▶ Your objective: If a line in the records contains the string "this", show that line.

▶ Dataset:
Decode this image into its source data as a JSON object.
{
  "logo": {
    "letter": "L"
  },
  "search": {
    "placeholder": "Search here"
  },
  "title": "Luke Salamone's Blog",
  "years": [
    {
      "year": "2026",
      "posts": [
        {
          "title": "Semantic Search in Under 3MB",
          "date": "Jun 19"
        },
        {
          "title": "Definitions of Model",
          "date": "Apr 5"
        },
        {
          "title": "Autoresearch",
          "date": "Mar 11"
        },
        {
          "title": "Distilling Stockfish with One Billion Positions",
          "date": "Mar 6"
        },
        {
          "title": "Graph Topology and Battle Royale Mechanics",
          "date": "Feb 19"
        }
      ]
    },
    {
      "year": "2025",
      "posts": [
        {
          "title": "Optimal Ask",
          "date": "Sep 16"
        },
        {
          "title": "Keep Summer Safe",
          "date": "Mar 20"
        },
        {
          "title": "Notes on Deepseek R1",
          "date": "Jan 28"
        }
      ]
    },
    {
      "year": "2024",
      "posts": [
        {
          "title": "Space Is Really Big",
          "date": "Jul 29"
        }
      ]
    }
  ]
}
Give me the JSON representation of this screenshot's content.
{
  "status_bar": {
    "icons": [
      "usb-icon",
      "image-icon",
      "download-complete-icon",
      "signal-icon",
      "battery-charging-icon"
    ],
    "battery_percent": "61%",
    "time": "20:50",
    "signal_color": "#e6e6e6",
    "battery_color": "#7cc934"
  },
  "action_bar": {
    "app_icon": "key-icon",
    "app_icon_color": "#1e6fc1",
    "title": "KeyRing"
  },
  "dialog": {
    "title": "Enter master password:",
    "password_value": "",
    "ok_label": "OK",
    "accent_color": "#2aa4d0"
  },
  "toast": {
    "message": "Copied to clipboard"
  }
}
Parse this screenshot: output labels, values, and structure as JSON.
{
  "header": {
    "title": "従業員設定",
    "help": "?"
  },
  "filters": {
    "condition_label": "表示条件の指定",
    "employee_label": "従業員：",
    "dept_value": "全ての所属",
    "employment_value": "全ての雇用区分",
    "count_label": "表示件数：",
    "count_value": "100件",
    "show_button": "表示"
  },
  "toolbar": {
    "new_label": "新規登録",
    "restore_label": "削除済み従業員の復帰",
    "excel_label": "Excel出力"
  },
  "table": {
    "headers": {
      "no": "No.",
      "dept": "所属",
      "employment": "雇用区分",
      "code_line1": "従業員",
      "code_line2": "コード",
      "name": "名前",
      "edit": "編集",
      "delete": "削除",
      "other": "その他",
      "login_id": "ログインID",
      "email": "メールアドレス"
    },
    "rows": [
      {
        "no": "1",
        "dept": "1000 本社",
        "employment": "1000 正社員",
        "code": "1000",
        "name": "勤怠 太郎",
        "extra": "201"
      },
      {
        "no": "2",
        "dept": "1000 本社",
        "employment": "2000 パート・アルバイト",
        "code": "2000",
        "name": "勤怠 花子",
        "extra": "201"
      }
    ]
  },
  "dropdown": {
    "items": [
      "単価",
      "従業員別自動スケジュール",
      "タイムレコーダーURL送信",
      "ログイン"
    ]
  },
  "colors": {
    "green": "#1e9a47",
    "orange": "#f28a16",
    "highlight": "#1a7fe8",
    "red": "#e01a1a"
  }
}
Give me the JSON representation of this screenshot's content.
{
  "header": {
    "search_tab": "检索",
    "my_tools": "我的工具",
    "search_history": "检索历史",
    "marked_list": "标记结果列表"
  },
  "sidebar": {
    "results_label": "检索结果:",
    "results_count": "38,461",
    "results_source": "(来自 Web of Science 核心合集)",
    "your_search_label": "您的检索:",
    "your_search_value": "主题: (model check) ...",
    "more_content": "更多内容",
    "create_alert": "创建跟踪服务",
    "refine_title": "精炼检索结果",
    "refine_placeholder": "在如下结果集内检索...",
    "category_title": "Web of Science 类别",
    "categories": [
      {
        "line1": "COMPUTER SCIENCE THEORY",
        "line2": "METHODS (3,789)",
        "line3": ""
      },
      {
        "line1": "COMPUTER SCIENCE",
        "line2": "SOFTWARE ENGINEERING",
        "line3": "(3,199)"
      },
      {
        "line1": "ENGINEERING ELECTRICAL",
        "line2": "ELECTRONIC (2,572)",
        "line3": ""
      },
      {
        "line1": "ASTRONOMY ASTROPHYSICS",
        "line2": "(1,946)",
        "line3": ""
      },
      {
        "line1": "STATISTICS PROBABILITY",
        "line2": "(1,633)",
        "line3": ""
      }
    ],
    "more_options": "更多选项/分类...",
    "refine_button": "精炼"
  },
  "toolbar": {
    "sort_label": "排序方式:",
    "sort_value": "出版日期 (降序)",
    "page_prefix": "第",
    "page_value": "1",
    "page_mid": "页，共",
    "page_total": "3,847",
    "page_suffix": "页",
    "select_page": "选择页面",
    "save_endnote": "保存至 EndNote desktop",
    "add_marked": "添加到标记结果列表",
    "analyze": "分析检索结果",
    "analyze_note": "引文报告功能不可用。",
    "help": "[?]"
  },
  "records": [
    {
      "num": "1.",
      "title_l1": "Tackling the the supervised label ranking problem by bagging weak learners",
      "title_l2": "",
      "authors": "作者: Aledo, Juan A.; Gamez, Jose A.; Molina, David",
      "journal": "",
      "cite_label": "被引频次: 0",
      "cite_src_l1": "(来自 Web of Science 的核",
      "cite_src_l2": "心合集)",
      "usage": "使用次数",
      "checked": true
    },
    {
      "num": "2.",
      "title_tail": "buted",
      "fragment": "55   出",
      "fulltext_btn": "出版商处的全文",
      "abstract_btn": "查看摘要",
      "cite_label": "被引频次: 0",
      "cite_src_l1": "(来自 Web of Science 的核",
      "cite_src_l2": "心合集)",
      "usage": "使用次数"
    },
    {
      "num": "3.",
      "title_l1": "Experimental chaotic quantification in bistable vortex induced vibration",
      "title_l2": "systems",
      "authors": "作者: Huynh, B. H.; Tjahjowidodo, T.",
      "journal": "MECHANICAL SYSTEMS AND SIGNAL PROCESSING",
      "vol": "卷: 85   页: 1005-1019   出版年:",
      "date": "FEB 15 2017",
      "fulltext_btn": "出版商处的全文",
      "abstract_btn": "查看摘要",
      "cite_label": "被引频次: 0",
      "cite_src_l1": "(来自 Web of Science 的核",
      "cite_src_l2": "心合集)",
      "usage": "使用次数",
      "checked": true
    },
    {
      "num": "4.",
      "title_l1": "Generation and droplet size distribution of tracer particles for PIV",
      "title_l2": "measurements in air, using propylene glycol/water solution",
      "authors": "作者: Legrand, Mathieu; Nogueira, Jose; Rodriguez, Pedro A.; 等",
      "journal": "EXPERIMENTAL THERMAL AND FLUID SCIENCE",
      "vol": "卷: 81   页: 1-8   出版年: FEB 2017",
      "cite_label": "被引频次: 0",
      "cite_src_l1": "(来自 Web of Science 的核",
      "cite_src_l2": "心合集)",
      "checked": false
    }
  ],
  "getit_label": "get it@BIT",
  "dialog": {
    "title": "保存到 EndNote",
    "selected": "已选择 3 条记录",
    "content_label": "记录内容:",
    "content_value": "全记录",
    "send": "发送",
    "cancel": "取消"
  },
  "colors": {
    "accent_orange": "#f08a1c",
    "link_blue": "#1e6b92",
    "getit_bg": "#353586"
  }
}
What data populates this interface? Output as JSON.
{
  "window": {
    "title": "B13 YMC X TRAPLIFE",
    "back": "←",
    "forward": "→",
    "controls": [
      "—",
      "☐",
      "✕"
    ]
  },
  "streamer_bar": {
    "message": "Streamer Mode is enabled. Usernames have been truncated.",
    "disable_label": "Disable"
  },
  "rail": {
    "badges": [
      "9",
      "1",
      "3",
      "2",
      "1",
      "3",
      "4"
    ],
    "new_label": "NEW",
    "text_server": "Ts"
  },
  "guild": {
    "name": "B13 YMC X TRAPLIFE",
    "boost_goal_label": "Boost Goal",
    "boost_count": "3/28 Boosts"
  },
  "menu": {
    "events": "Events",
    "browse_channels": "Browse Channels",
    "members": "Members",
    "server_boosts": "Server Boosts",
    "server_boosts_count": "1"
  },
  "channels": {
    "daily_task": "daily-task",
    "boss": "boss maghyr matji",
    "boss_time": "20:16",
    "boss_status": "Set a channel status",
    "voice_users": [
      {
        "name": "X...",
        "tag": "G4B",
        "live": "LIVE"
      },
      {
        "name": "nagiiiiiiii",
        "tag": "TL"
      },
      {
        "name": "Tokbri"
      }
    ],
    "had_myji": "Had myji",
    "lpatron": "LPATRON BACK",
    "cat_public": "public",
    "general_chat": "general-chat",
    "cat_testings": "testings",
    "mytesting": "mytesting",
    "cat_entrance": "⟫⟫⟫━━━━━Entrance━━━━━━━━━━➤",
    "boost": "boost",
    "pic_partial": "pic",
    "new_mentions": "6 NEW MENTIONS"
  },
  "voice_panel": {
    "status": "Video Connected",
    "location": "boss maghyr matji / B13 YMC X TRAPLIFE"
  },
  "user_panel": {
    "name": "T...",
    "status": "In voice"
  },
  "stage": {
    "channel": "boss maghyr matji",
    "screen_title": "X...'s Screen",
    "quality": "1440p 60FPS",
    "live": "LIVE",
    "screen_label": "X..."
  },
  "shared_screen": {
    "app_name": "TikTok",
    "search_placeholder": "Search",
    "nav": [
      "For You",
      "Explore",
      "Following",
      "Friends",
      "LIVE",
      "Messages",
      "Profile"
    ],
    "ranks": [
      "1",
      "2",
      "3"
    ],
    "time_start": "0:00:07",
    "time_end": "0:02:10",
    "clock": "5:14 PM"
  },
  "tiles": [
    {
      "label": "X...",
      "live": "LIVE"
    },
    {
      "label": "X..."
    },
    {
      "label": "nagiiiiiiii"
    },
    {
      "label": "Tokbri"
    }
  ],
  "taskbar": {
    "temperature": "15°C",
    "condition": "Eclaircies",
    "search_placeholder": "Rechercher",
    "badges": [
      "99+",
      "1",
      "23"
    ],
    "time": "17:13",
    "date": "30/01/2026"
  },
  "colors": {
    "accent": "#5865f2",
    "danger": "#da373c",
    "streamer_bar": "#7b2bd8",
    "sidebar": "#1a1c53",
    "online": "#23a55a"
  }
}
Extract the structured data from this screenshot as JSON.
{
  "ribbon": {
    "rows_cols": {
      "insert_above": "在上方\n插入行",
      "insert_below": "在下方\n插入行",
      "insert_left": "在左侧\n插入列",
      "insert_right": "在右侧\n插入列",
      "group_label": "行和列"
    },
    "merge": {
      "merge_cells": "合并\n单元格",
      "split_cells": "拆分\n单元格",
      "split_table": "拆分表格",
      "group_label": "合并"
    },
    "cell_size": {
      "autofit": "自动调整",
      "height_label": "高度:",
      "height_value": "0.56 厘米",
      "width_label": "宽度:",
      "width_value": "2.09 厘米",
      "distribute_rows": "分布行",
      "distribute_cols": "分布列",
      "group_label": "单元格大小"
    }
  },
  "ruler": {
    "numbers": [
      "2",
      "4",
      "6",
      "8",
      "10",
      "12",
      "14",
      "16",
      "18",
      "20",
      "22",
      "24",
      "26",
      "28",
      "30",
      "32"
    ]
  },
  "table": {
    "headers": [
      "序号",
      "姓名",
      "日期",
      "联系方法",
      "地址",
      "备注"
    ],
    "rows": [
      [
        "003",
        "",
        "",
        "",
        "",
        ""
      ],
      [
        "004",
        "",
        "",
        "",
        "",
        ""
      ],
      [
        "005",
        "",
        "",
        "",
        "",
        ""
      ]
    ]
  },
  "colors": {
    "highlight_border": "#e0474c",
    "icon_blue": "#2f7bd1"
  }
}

▶ Exercise solution:
Decode this image into its source data as a JSON object.
Give me the JSON representation of this screenshot's content.
Parse this screenshot: output labels, values, and structure as JSON.
Give me the JSON representation of this screenshot's content.
What data populates this interface? Output as JSON.
Extract the structured data from this screenshot as JSON.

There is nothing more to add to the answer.